Disposable vapes are the latest trend in vaping. They are cheaper than a pack of cigarettes and can be used straight from the packet. Once finished, they're thrown away.
Izzy is attracted by the colours and the flavours, and the fact she can buy one to match her outfit on a night out.
She used to smoke occasionally at weekends, but she finds vaping a lot more convenient.
"I vape so much more than I ever smoked. On a night out I could get through a whole vape."
Prof John Britton, honorary professor at the University of Nottingham, who advised the government on its recent report on ending smoking, says: "It's inconceivable to say that vaping is safe, it is a balance of risks.

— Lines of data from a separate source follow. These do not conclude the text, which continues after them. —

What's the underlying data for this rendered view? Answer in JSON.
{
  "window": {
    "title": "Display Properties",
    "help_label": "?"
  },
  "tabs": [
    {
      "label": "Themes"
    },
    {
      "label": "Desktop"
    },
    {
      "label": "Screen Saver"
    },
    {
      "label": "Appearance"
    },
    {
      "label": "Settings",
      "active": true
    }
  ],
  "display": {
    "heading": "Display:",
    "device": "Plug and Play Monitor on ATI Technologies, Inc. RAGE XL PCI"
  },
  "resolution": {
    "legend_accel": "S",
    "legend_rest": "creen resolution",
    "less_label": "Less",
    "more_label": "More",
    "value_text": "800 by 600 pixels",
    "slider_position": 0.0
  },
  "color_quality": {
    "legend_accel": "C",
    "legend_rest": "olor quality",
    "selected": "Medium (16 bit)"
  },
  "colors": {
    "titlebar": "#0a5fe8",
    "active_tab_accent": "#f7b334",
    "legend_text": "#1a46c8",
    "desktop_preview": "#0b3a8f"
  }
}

"If you don't use nicotine in any shape or form, it is madness to start vaping."
Prof Britton anticipates that in 40 or 50 years' time, we will start to see people developing lung cancer, chronic bronchitis and other serious lung conditions as a result of their vaping.

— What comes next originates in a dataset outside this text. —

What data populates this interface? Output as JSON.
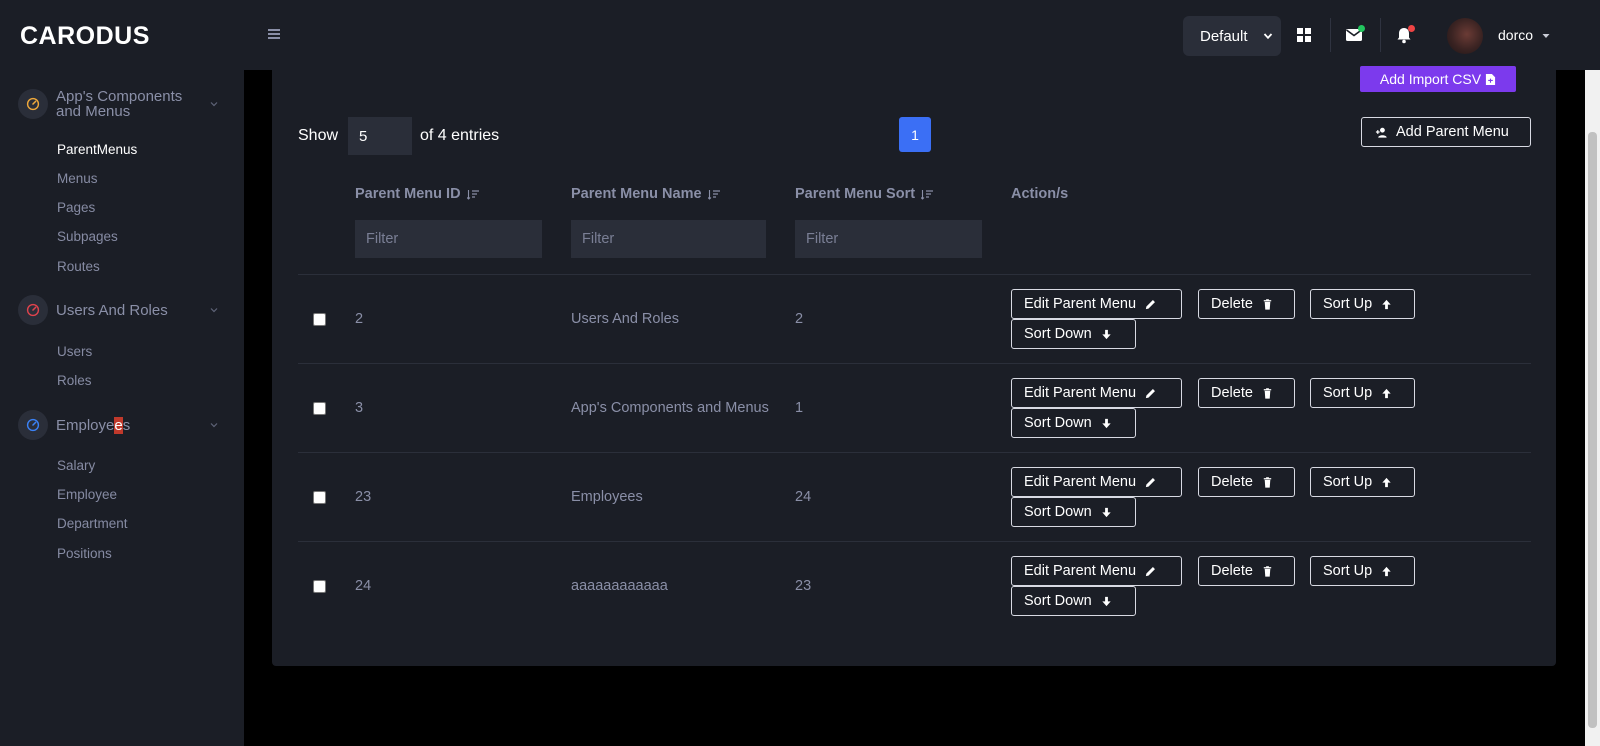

And another UCL study suggests disposable vapes are soaring in popularity among 18-year-old vapers, with more than half now using the products.
"So what you've got is young people and teenagers who are probably experimenting with them, but they don't become long-term users," says Prof Linda Bauld, professor of public health at the University of Edinburgh.